───── Dataset records

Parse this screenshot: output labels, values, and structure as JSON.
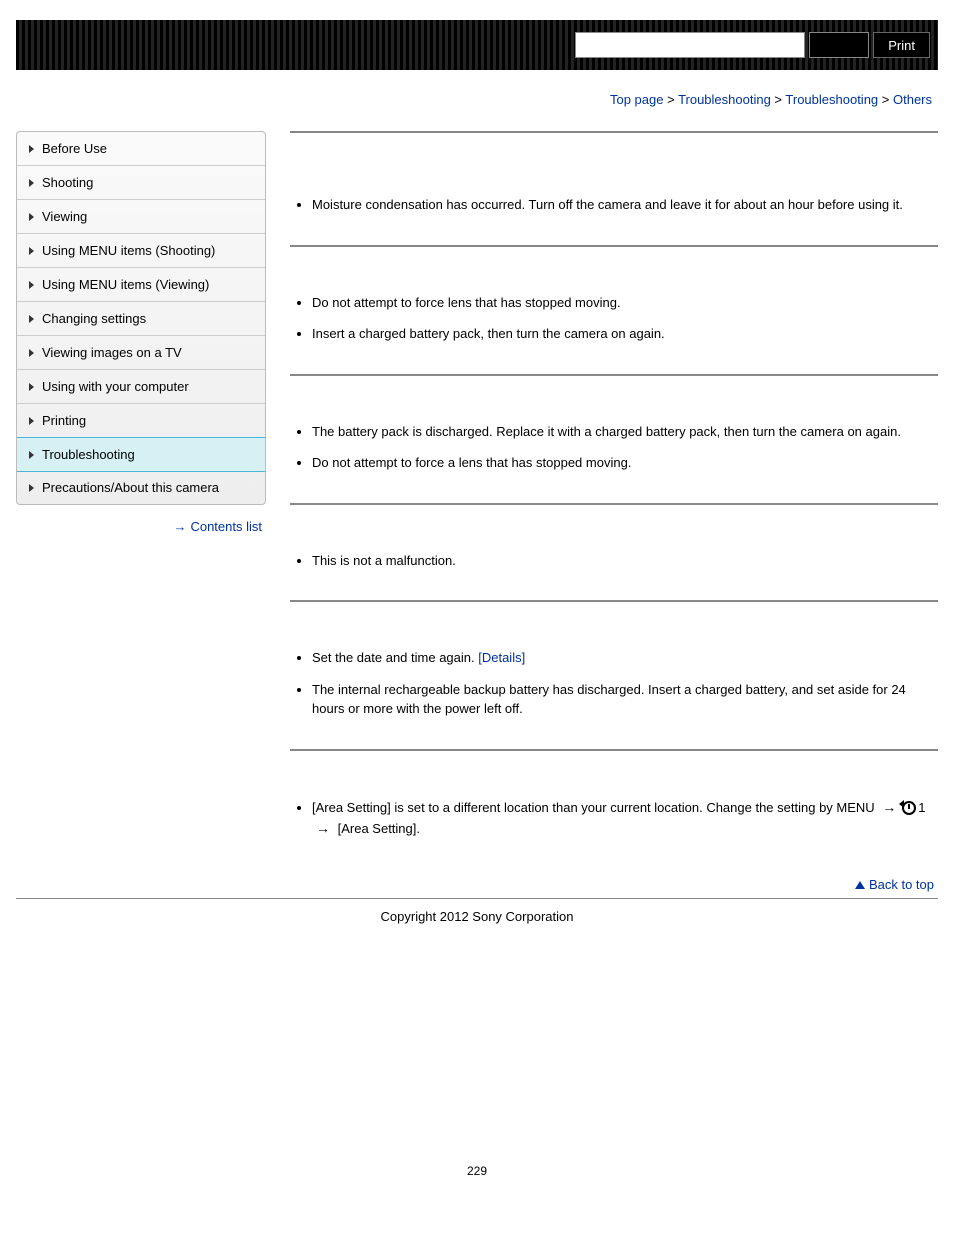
{
  "topbar": {
    "print": "Print"
  },
  "breadcrumb": {
    "items": [
      "Top page",
      "Troubleshooting",
      "Troubleshooting",
      "Others"
    ],
    "sep": " > "
  },
  "sidebar": {
    "items": [
      {
        "label": "Before Use"
      },
      {
        "label": "Shooting"
      },
      {
        "label": "Viewing"
      },
      {
        "label": "Using MENU items (Shooting)"
      },
      {
        "label": "Using MENU items (Viewing)"
      },
      {
        "label": "Changing settings"
      },
      {
        "label": "Viewing images on a TV"
      },
      {
        "label": "Using with your computer"
      },
      {
        "label": "Printing"
      },
      {
        "label": "Troubleshooting",
        "active": true
      },
      {
        "label": "Precautions/About this camera"
      }
    ],
    "contents_prefix": "→",
    "contents": "Contents list"
  },
  "sections": [
    {
      "items": [
        {
          "t": "Moisture condensation has occurred. Turn off the camera and leave it for about an hour before using it."
        }
      ]
    },
    {
      "items": [
        {
          "t": "Do not attempt to force lens that has stopped moving."
        },
        {
          "t": "Insert a charged battery pack, then turn the camera on again."
        }
      ]
    },
    {
      "items": [
        {
          "t": "The battery pack is discharged. Replace it with a charged battery pack, then turn the camera on again."
        },
        {
          "t": "Do not attempt to force a lens that has stopped moving."
        }
      ]
    },
    {
      "items": [
        {
          "t": "This is not a malfunction."
        }
      ]
    },
    {
      "items": [
        {
          "t": "Set the date and time again. ",
          "link": "[Details]"
        },
        {
          "t": "The internal rechargeable backup battery has discharged. Insert a charged battery, and set aside for 24 hours or more with the power left off."
        }
      ]
    },
    {
      "items": [
        {
          "menu_line": true,
          "pre": "[Area Setting] is set to a different location than your current location. Change the setting by MENU ",
          "mid": "1",
          "post": " [Area Setting]."
        }
      ]
    }
  ],
  "backtop": "Back to top",
  "footer": "Copyright 2012 Sony Corporation",
  "pagenum": "229"
}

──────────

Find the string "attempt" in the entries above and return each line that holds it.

#### Response to this exercise:
          "t": "Do not attempt to force lens that has stopped moving."
          "t": "Do not attempt to force a lens that has stopped moving."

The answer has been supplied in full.